## Task instructions
Give back every record below in full and exactly, but without a single image.

## The data
>>

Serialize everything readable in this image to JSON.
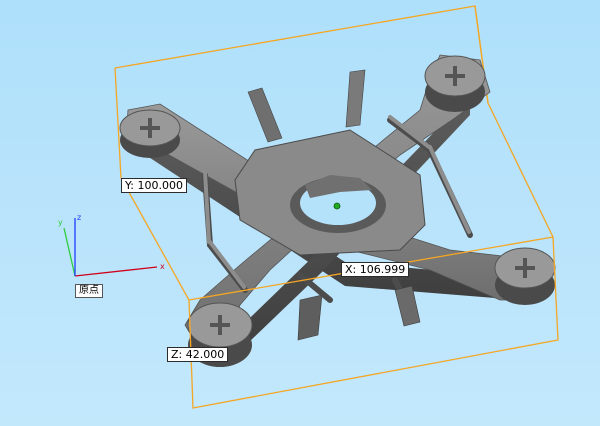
{
  "dimensions": {
    "y_label": "Y: 100.000",
    "x_label": "X: 106.999",
    "z_label": "Z: 42.000"
  },
  "axes": {
    "x": "x",
    "y": "y",
    "z": "z",
    "origin_label": "原点"
  },
  "colors": {
    "background": "#b5e2fb",
    "bounding_box": "#f5a623",
    "model_gray": "#808080",
    "axis_x": "#d0021b",
    "axis_y": "#2ecc40",
    "axis_z": "#1f3fff",
    "center_marker": "#22aa22"
  }
}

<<

## Task result
Serialize everything readable in this image to JSON.
{
  "dimensions": {
    "y_label": "Y: 100.000",
    "x_label": "X: 106.999",
    "z_label": "Z: 42.000"
  },
  "axes": {
    "x": "x",
    "y": "y",
    "z": "z",
    "origin_label": "原点"
  },
  "colors": {
    "background": "#b5e2fb",
    "bounding_box": "#f5a623",
    "model_gray": "#808080",
    "axis_x": "#d0021b",
    "axis_y": "#2ecc40",
    "axis_z": "#1f3fff",
    "center_marker": "#22aa22"
  }
}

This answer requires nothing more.